Given entries START

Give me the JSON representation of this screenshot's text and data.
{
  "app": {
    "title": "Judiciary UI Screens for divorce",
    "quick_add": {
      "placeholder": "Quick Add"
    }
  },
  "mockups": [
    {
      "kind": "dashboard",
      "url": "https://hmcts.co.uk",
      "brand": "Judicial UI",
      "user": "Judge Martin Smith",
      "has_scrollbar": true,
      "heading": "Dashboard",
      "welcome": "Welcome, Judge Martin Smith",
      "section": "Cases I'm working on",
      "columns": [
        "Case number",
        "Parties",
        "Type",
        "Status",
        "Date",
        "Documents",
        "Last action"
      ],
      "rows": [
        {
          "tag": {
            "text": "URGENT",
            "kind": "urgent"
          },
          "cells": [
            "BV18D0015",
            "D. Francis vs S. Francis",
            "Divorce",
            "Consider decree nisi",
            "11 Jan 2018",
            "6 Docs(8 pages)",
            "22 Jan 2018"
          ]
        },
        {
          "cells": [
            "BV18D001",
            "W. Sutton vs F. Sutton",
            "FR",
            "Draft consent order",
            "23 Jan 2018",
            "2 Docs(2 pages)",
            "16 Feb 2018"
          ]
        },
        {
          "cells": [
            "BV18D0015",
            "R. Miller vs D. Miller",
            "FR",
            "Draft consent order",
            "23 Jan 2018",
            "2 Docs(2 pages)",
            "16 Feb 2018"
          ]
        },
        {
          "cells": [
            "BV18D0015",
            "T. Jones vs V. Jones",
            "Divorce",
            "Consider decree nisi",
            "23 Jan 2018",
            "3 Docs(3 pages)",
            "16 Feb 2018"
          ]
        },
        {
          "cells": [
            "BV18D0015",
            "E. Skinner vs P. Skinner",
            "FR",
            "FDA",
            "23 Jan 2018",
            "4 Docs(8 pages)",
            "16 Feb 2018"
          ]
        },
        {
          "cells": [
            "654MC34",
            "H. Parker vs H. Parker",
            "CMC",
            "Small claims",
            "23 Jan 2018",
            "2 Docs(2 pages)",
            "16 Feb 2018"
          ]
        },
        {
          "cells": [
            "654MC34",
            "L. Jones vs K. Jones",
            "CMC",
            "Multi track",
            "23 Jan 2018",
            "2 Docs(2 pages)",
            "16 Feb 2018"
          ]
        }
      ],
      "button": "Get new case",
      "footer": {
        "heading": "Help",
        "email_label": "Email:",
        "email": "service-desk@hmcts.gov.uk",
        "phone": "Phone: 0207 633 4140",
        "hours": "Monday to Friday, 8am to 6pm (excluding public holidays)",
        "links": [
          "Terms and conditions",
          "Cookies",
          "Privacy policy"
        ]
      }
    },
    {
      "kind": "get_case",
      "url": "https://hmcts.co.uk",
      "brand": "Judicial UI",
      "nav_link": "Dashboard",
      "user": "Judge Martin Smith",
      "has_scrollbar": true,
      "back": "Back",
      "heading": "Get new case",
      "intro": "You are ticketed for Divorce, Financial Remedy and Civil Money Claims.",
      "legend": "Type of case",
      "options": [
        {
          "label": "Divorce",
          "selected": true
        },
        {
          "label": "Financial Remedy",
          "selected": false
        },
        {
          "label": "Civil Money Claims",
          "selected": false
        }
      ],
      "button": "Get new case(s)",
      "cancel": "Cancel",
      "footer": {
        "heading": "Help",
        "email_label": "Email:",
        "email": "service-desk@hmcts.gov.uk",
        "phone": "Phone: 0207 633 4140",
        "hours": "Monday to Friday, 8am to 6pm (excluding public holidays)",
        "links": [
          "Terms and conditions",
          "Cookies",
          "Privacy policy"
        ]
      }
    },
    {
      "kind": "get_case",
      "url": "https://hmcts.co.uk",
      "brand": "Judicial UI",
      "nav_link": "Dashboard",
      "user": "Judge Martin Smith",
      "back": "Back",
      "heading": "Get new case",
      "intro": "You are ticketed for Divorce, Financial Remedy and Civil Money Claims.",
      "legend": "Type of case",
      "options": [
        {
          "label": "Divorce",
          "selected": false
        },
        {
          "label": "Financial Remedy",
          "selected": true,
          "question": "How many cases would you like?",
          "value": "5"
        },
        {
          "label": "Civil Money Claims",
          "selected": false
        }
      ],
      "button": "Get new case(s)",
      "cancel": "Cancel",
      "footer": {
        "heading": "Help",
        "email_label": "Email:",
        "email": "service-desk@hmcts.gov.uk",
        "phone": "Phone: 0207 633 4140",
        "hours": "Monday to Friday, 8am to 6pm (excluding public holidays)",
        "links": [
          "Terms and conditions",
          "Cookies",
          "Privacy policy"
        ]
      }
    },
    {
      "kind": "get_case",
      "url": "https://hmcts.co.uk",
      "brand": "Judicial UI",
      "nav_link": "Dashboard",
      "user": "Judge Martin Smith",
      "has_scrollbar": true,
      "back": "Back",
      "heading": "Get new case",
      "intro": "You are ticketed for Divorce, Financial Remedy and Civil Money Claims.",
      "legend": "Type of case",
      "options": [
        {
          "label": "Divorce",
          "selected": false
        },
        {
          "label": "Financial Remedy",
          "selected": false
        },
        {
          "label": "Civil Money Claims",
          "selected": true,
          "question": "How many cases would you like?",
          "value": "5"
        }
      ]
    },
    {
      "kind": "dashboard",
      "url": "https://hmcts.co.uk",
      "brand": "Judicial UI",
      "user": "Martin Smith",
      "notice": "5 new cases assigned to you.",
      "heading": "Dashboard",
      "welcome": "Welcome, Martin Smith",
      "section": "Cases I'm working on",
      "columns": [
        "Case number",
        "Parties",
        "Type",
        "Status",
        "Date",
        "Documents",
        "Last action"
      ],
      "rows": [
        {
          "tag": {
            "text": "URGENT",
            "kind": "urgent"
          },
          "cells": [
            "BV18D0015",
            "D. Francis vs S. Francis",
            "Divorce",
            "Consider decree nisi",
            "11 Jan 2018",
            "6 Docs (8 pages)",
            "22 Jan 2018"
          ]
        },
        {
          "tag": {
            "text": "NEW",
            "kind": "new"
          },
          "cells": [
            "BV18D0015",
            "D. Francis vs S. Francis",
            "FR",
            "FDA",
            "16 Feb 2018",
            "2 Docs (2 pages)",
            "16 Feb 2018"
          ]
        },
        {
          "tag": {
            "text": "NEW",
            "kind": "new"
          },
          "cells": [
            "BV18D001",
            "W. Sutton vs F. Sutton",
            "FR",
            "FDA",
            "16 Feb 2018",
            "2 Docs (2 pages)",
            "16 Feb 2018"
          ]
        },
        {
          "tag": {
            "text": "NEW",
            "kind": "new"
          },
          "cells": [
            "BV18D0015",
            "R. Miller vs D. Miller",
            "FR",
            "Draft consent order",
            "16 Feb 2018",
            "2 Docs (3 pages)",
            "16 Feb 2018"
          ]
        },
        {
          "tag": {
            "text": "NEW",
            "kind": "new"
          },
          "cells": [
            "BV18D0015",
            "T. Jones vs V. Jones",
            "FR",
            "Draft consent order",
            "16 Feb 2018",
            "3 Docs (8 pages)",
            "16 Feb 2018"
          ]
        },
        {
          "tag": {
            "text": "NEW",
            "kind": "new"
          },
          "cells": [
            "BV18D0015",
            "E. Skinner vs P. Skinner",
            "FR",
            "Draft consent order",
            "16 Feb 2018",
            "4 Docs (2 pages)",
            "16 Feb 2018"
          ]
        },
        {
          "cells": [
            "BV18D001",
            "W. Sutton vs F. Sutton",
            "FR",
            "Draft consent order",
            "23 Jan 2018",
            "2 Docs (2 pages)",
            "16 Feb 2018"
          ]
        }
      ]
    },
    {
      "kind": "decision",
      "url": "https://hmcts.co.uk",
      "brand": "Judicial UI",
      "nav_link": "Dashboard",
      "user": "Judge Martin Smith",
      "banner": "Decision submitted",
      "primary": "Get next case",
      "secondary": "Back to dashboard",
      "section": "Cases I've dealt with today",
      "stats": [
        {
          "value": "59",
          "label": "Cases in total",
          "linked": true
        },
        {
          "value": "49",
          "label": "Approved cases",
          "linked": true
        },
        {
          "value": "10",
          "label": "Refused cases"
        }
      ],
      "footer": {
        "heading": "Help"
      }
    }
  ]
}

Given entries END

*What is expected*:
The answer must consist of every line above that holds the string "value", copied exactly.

*Solution*:
          "value": "5"
          "value": "5"
          "value": "59",
          "value": "49",
          "value": "10",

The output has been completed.